(Placename) a river in W Canada, rising in E Saskatchewan and flowing southeast and east to the Red River at Winnipeg. Length: over 860 km (500 miles)


npl -boine or -boines
1. (Peoples) a member of a North American Indian people living in Alberta, Saskatchewan, and Montana; one of the Sioux peoples
2. (Languages) the language of this people, belonging to the Siouan family


(əˈsɪn əˌbɔɪn)

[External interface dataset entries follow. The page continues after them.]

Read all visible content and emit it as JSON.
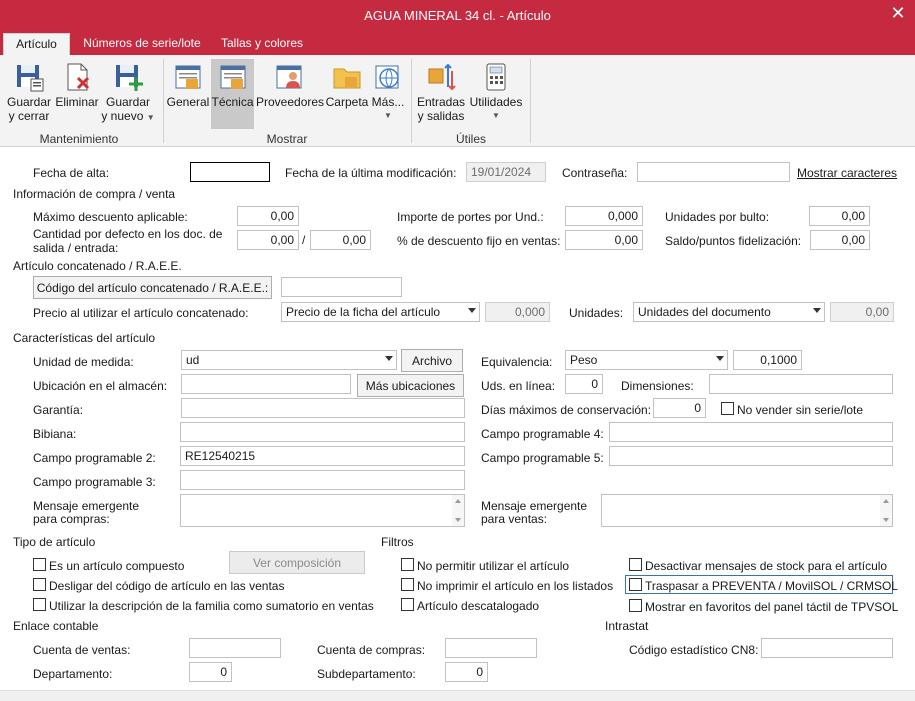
{
  "window": {
    "title": "AGUA MINERAL 34 cl. - Artículo",
    "close": "✕"
  },
  "tabs": [
    "Artículo",
    "Números de serie/lote",
    "Tallas y colores"
  ],
  "ribbon": {
    "buttons": [
      {
        "label1": "Guardar",
        "label2": "y cerrar",
        "icon": "save-close-icon"
      },
      {
        "label1": "Eliminar",
        "label2": "",
        "icon": "delete-icon"
      },
      {
        "label1": "Guardar",
        "label2": "y nuevo",
        "icon": "save-new-icon"
      },
      {
        "label1": "General",
        "label2": "",
        "icon": "general-icon"
      },
      {
        "label1": "Técnica",
        "label2": "",
        "icon": "technical-icon"
      },
      {
        "label1": "Proveedores",
        "label2": "",
        "icon": "suppliers-icon"
      },
      {
        "label1": "Carpeta",
        "label2": "",
        "icon": "folder-icon"
      },
      {
        "label1": "Más...",
        "label2": "",
        "icon": "more-icon"
      },
      {
        "label1": "Entradas",
        "label2": "y salidas",
        "icon": "in-out-icon"
      },
      {
        "label1": "Utilidades",
        "label2": "",
        "icon": "utilities-icon"
      }
    ],
    "groups": [
      "Mantenimiento",
      "Mostrar",
      "Útiles"
    ]
  },
  "form": {
    "fecha_alta_label": "Fecha de alta:",
    "fecha_alta_value": "",
    "fecha_mod_label": "Fecha de la última modificación:",
    "fecha_mod_value": "19/01/2024",
    "contrasena_label": "Contraseña:",
    "contrasena_value": "",
    "mostrar_caracteres": "Mostrar caracteres",
    "compra_venta_title": "Información de compra / venta",
    "max_descuento_label": "Máximo descuento aplicable:",
    "max_descuento_value": "0,00",
    "cantidad_defecto_label1": "Cantidad por defecto en los doc. de",
    "cantidad_defecto_label2": "salida / entrada:",
    "cantidad_salida": "0,00",
    "slash": "/",
    "cantidad_entrada": "0,00",
    "importe_portes_label": "Importe de portes por Und.:",
    "importe_portes_value": "0,000",
    "desc_fijo_label": "% de descuento fijo en ventas:",
    "desc_fijo_value": "0,00",
    "unidades_bulto_label": "Unidades por bulto:",
    "unidades_bulto_value": "0,00",
    "saldo_puntos_label": "Saldo/puntos fidelización:",
    "saldo_puntos_value": "0,00",
    "concatenado_title": "Artículo concatenado / R.A.E.E.",
    "codigo_concat_button": "Código del artículo concatenado / R.A.E.E.:",
    "codigo_concat_value": "",
    "precio_concat_label": "Precio al utilizar el artículo concatenado:",
    "precio_concat_select": "Precio de la ficha del artículo",
    "precio_concat_value": "0,000",
    "unidades_label": "Unidades:",
    "unidades_select": "Unidades del documento",
    "unidades_value": "0,00",
    "caracteristicas_title": "Características del artículo",
    "unidad_medida_label": "Unidad de medida:",
    "unidad_medida_value": "ud",
    "archivo_button": "Archivo",
    "equivalencia_label": "Equivalencia:",
    "equivalencia_select": "Peso",
    "equivalencia_value": "0,1000",
    "ubicacion_label": "Ubicación en el almacén:",
    "ubicacion_value": "",
    "mas_ubicaciones_button": "Más ubicaciones",
    "uds_linea_label": "Uds. en línea:",
    "uds_linea_value": "0",
    "dimensiones_label": "Dimensiones:",
    "dimensiones_value": "",
    "garantia_label": "Garantía:",
    "garantia_value": "",
    "dias_max_label": "Días máximos de conservación:",
    "dias_max_value": "0",
    "no_vender_label": "No vender sin serie/lote",
    "bibiana_label": "Bibiana:",
    "bibiana_value": "",
    "campo4_label": "Campo programable 4:",
    "campo4_value": "",
    "campo2_label": "Campo programable 2:",
    "campo2_value": "RE12540215",
    "campo5_label": "Campo programable 5:",
    "campo5_value": "",
    "campo3_label": "Campo programable 3:",
    "campo3_value": "",
    "msg_compras_label1": "Mensaje emergente",
    "msg_compras_label2": "para compras:",
    "msg_ventas_label1": "Mensaje emergente",
    "msg_ventas_label2": "para ventas:",
    "tipo_title": "Tipo de artículo",
    "compuesto_label": "Es un artículo compuesto",
    "ver_composicion_button": "Ver composición",
    "desligar_label": "Desligar del código de artículo en las ventas",
    "utilizar_desc_label": "Utilizar la descripción de la familia como sumatorio en ventas",
    "filtros_title": "Filtros",
    "no_permitir_label": "No permitir utilizar el artículo",
    "no_imprimir_label": "No imprimir el artículo en los listados",
    "descatalogado_label": "Artículo descatalogado",
    "desactivar_label": "Desactivar mensajes de stock para el artículo",
    "traspasar_label": "Traspasar a PREVENTA / MovilSOL / CRMSOL",
    "favoritos_label": "Mostrar en favoritos del panel táctil de TPVSOL",
    "enlace_title": "Enlace contable",
    "cuenta_ventas_label": "Cuenta de ventas:",
    "cuenta_ventas_value": "",
    "cuenta_compras_label": "Cuenta de compras:",
    "cuenta_compras_value": "",
    "departamento_label": "Departamento:",
    "departamento_value": "0",
    "subdepartamento_label": "Subdepartamento:",
    "subdepartamento_value": "0",
    "intrastat_title": "Intrastat",
    "cn8_label": "Código estadístico CN8:",
    "cn8_value": ""
  },
  "colors": {
    "titlebar": "#c62a40",
    "ribbon": "#f3f3f3"
  }
}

n., pl. -boines, (esp. collectively) -boine.
a. a member of a Plains Indian people living mainly between the middle Missouri and Saskatchewan rivers in the early 19th century: later confined to reserves in Montana and Alberta.
b. the dialect of Dakota spoken by the Assiniboine.
2. a river in S Canada, flowing S and E from SE Saskatchewan into the Red River in S Manitoba. 450 mi. (725 km) long.
References in periodicals archive ?
The Boy and His Mud Horses" is stunning new release of a collection of over 25 traditional stories or songs from Native American tribes including the Cheyenne, Blackfoot, Arapaho, Lakota, Shoshone, Navajo, Mandan, Arikara, Pawnee, Dakota, Assiniboine, Osage, and many nations.
10 Assiniboine Credit Union Co-operative Financial Services
200,000; Lake County Community Development Corporation--$99,696; Fort Peck Assiniboine & Sioux Tribes--$50,000;
The project's objective is to develop and demonstrate the effectiveness of Heat Alert and Response Systems (HARS) at the regional or municipal level in four Canadian communities: Fredericton, NB; Winnipeg, MB; Assiniboine Region, MB; and Windsor, ON.
Their Assiniboine allies had begun it by sending a tobacco message: The Blackfoot are ravaged by smallpox; come, now is the time to destroy them.
com), Manitoba's second largest city, with plenty of shops, a Commonwealth Air Training Plan museum, art gallery, Dragoons museum and Riverbank Discovery Centre, where we took a gentle stroll along the Assiniboine river.
There is increasing concern that water quality has become the primary environmental concern associated with intensive hog operations: nutrients from hog manure are contributing to the decline in water quality in both the Assiniboine River and Lake Winnipeg (Livestock Stewardship Panel 2000; Novek 2003; Lake Winnipeg Stewardship Board 2006; Manitoba, Department of Conservation 2006).
For it was here, at this traditional stopping place at the junction of the Red and Assiniboine rivers, that Aboriginal peoples gathered for centuries to meet, to share food and medicine, to discuss issues of common concern and to trade.
In "Celebrating Magpies," Ann Davis writes of three western artists, Paul Kane, Emily Carr, and the less well-known, but in many ways more significant, Assiniboine, Ho gee esa.
From Vancouver's breathtaking view overlooking English Bay, the backdrop for the largest professional Shakespeare festival, to Winnipeg's intimate-scale Shakespeare in the Ruins--where scenes are presented in different areas within and without the lush environs of the conservatory in Assiniboine Park--each company chooses one of the prettiest spots in their town.
18 /CNW/ - Winnipeg city officials estimate that more than 50,000 people celebrated Pooh Friendship Day in Assiniboine Park today.
Since the Assiniboine or "Assinipour" were already a distinct tribal identity in 1640 considerable doubt arises concerning their specific split from the Yankton--Yanktonai rather than from the Sioux as a whole.